● Your goal
An identical copy of all the records is what the answer must contain.

START Provided records

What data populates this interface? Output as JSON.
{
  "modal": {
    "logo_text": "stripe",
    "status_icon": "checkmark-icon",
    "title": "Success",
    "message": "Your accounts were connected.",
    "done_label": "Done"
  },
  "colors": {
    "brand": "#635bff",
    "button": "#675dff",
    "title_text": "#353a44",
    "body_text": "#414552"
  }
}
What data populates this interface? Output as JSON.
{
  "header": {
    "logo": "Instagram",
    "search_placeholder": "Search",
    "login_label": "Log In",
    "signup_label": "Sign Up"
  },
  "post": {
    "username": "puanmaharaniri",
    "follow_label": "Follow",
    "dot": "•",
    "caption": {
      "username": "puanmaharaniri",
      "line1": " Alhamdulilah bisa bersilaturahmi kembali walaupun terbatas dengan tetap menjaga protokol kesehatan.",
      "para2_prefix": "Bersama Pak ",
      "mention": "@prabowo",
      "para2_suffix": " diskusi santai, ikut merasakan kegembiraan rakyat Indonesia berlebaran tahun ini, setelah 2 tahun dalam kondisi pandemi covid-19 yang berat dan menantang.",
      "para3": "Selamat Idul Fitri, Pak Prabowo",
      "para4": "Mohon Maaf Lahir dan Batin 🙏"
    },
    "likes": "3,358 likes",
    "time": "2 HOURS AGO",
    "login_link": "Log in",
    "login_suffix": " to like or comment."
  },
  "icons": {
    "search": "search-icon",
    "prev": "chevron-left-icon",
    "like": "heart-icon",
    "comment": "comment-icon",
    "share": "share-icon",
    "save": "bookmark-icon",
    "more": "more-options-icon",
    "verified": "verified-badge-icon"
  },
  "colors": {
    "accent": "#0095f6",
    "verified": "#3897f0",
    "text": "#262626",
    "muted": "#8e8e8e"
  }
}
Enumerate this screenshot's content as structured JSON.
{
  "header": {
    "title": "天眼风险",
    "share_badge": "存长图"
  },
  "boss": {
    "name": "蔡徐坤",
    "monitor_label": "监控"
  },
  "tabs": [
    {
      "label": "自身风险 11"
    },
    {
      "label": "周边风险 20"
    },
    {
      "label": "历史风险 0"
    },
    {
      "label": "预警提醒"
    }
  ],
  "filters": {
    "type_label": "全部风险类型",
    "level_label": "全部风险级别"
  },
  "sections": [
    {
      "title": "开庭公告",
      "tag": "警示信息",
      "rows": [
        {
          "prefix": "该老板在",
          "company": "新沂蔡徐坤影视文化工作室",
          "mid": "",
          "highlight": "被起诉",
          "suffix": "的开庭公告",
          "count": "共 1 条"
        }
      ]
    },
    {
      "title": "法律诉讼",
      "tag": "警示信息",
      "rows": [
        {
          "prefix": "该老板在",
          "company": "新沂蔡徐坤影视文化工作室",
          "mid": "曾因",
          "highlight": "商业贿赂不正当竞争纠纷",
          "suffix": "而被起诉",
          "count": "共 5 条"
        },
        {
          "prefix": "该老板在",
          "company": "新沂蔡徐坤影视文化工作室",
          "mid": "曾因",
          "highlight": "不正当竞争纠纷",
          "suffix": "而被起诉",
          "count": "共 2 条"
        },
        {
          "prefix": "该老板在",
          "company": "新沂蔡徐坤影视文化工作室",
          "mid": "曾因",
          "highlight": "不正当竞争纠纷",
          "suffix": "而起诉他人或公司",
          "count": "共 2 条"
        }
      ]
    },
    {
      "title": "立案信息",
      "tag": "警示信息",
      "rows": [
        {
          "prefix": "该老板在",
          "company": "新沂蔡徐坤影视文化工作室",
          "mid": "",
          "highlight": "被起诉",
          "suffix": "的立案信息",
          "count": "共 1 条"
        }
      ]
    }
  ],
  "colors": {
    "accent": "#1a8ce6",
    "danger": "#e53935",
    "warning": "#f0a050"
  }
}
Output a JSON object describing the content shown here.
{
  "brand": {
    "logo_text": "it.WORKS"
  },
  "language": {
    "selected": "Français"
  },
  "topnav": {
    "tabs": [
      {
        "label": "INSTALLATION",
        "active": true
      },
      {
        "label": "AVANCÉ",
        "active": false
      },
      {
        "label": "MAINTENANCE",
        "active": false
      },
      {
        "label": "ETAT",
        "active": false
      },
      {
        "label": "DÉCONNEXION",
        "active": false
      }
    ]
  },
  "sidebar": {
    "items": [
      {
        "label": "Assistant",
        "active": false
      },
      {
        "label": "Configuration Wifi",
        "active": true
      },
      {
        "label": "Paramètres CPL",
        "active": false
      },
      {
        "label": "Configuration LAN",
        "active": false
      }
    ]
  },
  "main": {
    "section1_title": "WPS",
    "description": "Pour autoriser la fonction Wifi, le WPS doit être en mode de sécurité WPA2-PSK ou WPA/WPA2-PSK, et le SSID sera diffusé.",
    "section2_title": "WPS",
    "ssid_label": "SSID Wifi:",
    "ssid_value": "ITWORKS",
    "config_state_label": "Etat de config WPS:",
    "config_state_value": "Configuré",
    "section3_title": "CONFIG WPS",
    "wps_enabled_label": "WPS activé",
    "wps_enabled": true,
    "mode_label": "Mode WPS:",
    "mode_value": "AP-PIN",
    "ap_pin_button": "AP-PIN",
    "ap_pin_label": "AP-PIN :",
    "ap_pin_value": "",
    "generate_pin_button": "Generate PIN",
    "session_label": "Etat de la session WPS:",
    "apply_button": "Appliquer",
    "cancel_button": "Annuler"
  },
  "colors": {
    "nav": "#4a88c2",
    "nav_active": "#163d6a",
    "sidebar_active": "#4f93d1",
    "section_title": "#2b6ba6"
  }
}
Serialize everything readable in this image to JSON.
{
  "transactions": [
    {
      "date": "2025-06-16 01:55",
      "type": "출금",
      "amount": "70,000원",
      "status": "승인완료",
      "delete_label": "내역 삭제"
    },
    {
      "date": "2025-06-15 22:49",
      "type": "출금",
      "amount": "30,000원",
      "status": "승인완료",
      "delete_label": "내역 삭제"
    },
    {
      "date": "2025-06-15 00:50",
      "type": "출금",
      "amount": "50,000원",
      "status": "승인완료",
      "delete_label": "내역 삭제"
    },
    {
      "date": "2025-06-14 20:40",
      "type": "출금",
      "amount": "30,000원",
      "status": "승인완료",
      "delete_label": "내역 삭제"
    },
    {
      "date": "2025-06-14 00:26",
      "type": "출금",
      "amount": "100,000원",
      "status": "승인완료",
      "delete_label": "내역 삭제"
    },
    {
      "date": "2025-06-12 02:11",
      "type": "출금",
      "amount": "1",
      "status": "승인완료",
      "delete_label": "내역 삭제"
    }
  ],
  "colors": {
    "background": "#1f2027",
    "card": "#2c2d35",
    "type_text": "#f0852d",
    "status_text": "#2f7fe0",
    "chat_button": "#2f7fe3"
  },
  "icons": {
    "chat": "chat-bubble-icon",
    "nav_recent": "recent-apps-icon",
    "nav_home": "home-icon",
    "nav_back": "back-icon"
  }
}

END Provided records

● Reply
What data populates this interface? Output as JSON.
{
  "modal": {
    "logo_text": "stripe",
    "status_icon": "checkmark-icon",
    "title": "Success",
    "message": "Your accounts were connected.",
    "done_label": "Done"
  },
  "colors": {
    "brand": "#635bff",
    "button": "#675dff",
    "title_text": "#353a44",
    "body_text": "#414552"
  }
}
What data populates this interface? Output as JSON.
{
  "header": {
    "logo": "Instagram",
    "search_placeholder": "Search",
    "login_label": "Log In",
    "signup_label": "Sign Up"
  },
  "post": {
    "username": "puanmaharaniri",
    "follow_label": "Follow",
    "dot": "•",
    "caption": {
      "username": "puanmaharaniri",
      "line1": " Alhamdulilah bisa bersilaturahmi kembali walaupun terbatas dengan tetap menjaga protokol kesehatan.",
      "para2_prefix": "Bersama Pak ",
      "mention": "@prabowo",
      "para2_suffix": " diskusi santai, ikut merasakan kegembiraan rakyat Indonesia berlebaran tahun ini, setelah 2 tahun dalam kondisi pandemi covid-19 yang berat dan menantang.",
      "para3": "Selamat Idul Fitri, Pak Prabowo",
      "para4": "Mohon Maaf Lahir dan Batin 🙏"
    },
    "likes": "3,358 likes",
    "time": "2 HOURS AGO",
    "login_link": "Log in",
    "login_suffix": " to like or comment."
  },
  "icons": {
    "search": "search-icon",
    "prev": "chevron-left-icon",
    "like": "heart-icon",
    "comment": "comment-icon",
    "share": "share-icon",
    "save": "bookmark-icon",
    "more": "more-options-icon",
    "verified": "verified-badge-icon"
  },
  "colors": {
    "accent": "#0095f6",
    "verified": "#3897f0",
    "text": "#262626",
    "muted": "#8e8e8e"
  }
}
Enumerate this screenshot's content as structured JSON.
{
  "header": {
    "title": "天眼风险",
    "share_badge": "存长图"
  },
  "boss": {
    "name": "蔡徐坤",
    "monitor_label": "监控"
  },
  "tabs": [
    {
      "label": "自身风险 11"
    },
    {
      "label": "周边风险 20"
    },
    {
      "label": "历史风险 0"
    },
    {
      "label": "预警提醒"
    }
  ],
  "filters": {
    "type_label": "全部风险类型",
    "level_label": "全部风险级别"
  },
  "sections": [
    {
      "title": "开庭公告",
      "tag": "警示信息",
      "rows": [
        {
          "prefix": "该老板在",
          "company": "新沂蔡徐坤影视文化工作室",
          "mid": "",
          "highlight": "被起诉",
          "suffix": "的开庭公告",
          "count": "共 1 条"
        }
      ]
    },
    {
      "title": "法律诉讼",
      "tag": "警示信息",
      "rows": [
        {
          "prefix": "该老板在",
          "company": "新沂蔡徐坤影视文化工作室",
          "mid": "曾因",
          "highlight": "商业贿赂不正当竞争纠纷",
          "suffix": "而被起诉",
          "count": "共 5 条"
        },
        {
          "prefix": "该老板在",
          "company": "新沂蔡徐坤影视文化工作室",
          "mid": "曾因",
          "highlight": "不正当竞争纠纷",
          "suffix": "而被起诉",
          "count": "共 2 条"
        },
        {
          "prefix": "该老板在",
          "company": "新沂蔡徐坤影视文化工作室",
          "mid": "曾因",
          "highlight": "不正当竞争纠纷",
          "suffix": "而起诉他人或公司",
          "count": "共 2 条"
        }
      ]
    },
    {
      "title": "立案信息",
      "tag": "警示信息",
      "rows": [
        {
          "prefix": "该老板在",
          "company": "新沂蔡徐坤影视文化工作室",
          "mid": "",
          "highlight": "被起诉",
          "suffix": "的立案信息",
          "count": "共 1 条"
        }
      ]
    }
  ],
  "colors": {
    "accent": "#1a8ce6",
    "danger": "#e53935",
    "warning": "#f0a050"
  }
}
Output a JSON object describing the content shown here.
{
  "brand": {
    "logo_text": "it.WORKS"
  },
  "language": {
    "selected": "Français"
  },
  "topnav": {
    "tabs": [
      {
        "label": "INSTALLATION",
        "active": true
      },
      {
        "label": "AVANCÉ",
        "active": false
      },
      {
        "label": "MAINTENANCE",
        "active": false
      },
      {
        "label": "ETAT",
        "active": false
      },
      {
        "label": "DÉCONNEXION",
        "active": false
      }
    ]
  },
  "sidebar": {
    "items": [
      {
        "label": "Assistant",
        "active": false
      },
      {
        "label": "Configuration Wifi",
        "active": true
      },
      {
        "label": "Paramètres CPL",
        "active": false
      },
      {
        "label": "Configuration LAN",
        "active": false
      }
    ]
  },
  "main": {
    "section1_title": "WPS",
    "description": "Pour autoriser la fonction Wifi, le WPS doit être en mode de sécurité WPA2-PSK ou WPA/WPA2-PSK, et le SSID sera diffusé.",
    "section2_title": "WPS",
    "ssid_label": "SSID Wifi:",
    "ssid_value": "ITWORKS",
    "config_state_label": "Etat de config WPS:",
    "config_state_value": "Configuré",
    "section3_title": "CONFIG WPS",
    "wps_enabled_label": "WPS activé",
    "wps_enabled": true,
    "mode_label": "Mode WPS:",
    "mode_value": "AP-PIN",
    "ap_pin_button": "AP-PIN",
    "ap_pin_label": "AP-PIN :",
    "ap_pin_value": "",
    "generate_pin_button": "Generate PIN",
    "session_label": "Etat de la session WPS:",
    "apply_button": "Appliquer",
    "cancel_button": "Annuler"
  },
  "colors": {
    "nav": "#4a88c2",
    "nav_active": "#163d6a",
    "sidebar_active": "#4f93d1",
    "section_title": "#2b6ba6"
  }
}
Serialize everything readable in this image to JSON.
{
  "transactions": [
    {
      "date": "2025-06-16 01:55",
      "type": "출금",
      "amount": "70,000원",
      "status": "승인완료",
      "delete_label": "내역 삭제"
    },
    {
      "date": "2025-06-15 22:49",
      "type": "출금",
      "amount": "30,000원",
      "status": "승인완료",
      "delete_label": "내역 삭제"
    },
    {
      "date": "2025-06-15 00:50",
      "type": "출금",
      "amount": "50,000원",
      "status": "승인완료",
      "delete_label": "내역 삭제"
    },
    {
      "date": "2025-06-14 20:40",
      "type": "출금",
      "amount": "30,000원",
      "status": "승인완료",
      "delete_label": "내역 삭제"
    },
    {
      "date": "2025-06-14 00:26",
      "type": "출금",
      "amount": "100,000원",
      "status": "승인완료",
      "delete_label": "내역 삭제"
    },
    {
      "date": "2025-06-12 02:11",
      "type": "출금",
      "amount": "1",
      "status": "승인완료",
      "delete_label": "내역 삭제"
    }
  ],
  "colors": {
    "background": "#1f2027",
    "card": "#2c2d35",
    "type_text": "#f0852d",
    "status_text": "#2f7fe0",
    "chat_button": "#2f7fe3"
  },
  "icons": {
    "chat": "chat-bubble-icon",
    "nav_recent": "recent-apps-icon",
    "nav_home": "home-icon",
    "nav_back": "back-icon"
  }
}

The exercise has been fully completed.